• [The problem]:
Among the entries below, copy every line that carries the word "object".

*** Data for the task ***

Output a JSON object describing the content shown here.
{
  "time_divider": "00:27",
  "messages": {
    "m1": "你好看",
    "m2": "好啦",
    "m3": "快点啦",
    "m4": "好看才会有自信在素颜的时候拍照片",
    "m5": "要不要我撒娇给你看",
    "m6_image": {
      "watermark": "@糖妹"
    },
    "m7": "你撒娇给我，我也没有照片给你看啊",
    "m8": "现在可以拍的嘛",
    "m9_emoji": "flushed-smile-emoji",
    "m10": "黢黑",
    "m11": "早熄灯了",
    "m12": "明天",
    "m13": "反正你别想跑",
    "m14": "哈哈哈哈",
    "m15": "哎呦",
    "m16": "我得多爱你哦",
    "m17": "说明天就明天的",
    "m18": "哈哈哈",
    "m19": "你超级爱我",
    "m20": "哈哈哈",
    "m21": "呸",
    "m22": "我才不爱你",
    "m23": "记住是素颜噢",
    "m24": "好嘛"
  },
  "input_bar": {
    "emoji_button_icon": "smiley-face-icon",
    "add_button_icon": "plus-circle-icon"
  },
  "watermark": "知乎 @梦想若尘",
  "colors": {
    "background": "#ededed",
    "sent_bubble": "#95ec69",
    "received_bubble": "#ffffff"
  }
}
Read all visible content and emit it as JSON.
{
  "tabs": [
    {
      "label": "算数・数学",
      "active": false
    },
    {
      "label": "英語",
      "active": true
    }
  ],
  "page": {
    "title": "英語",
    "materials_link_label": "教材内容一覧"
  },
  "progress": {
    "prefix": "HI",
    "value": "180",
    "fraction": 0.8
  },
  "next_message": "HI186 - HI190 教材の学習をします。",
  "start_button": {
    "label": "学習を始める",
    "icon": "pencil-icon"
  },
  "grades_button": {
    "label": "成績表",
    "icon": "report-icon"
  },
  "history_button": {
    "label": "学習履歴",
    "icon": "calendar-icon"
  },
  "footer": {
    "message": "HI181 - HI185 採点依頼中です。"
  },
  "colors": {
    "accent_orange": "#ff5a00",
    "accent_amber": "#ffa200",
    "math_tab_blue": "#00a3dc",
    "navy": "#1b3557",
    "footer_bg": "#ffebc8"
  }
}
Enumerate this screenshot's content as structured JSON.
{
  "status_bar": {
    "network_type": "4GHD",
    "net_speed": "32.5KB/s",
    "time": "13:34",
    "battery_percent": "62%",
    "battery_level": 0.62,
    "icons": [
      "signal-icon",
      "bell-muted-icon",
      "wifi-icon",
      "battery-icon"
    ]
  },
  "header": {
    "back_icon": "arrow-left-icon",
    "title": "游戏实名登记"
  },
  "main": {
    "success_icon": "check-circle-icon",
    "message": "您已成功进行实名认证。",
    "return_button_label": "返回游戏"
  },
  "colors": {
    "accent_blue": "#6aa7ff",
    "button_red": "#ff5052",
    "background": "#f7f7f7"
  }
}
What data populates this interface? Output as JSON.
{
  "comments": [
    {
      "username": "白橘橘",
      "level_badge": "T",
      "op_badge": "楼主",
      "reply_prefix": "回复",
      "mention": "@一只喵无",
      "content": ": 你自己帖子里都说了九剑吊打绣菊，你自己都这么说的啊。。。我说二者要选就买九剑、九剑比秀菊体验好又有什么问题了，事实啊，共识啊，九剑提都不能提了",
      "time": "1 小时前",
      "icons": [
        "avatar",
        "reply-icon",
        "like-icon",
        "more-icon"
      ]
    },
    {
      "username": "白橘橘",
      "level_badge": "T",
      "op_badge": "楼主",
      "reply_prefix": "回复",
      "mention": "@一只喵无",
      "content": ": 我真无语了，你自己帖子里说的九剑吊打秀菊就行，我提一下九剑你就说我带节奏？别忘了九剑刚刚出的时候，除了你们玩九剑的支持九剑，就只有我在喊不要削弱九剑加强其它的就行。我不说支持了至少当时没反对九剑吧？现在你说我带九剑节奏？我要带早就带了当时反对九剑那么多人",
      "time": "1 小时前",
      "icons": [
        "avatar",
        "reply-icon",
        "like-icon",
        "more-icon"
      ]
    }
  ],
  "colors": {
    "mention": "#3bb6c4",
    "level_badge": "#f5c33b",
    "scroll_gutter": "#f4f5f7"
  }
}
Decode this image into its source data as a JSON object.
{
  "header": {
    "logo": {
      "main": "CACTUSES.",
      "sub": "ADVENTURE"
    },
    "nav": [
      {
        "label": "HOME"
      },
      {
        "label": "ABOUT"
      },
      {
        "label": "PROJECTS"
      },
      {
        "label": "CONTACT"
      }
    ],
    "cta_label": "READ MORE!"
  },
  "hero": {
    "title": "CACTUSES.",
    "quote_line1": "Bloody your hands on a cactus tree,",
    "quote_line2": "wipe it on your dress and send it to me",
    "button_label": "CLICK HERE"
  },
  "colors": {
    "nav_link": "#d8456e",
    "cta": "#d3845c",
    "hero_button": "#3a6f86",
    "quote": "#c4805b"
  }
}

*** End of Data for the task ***

• [Answer area]:
Output a JSON object describing the content shown here.
Decode this image into its source data as a JSON object.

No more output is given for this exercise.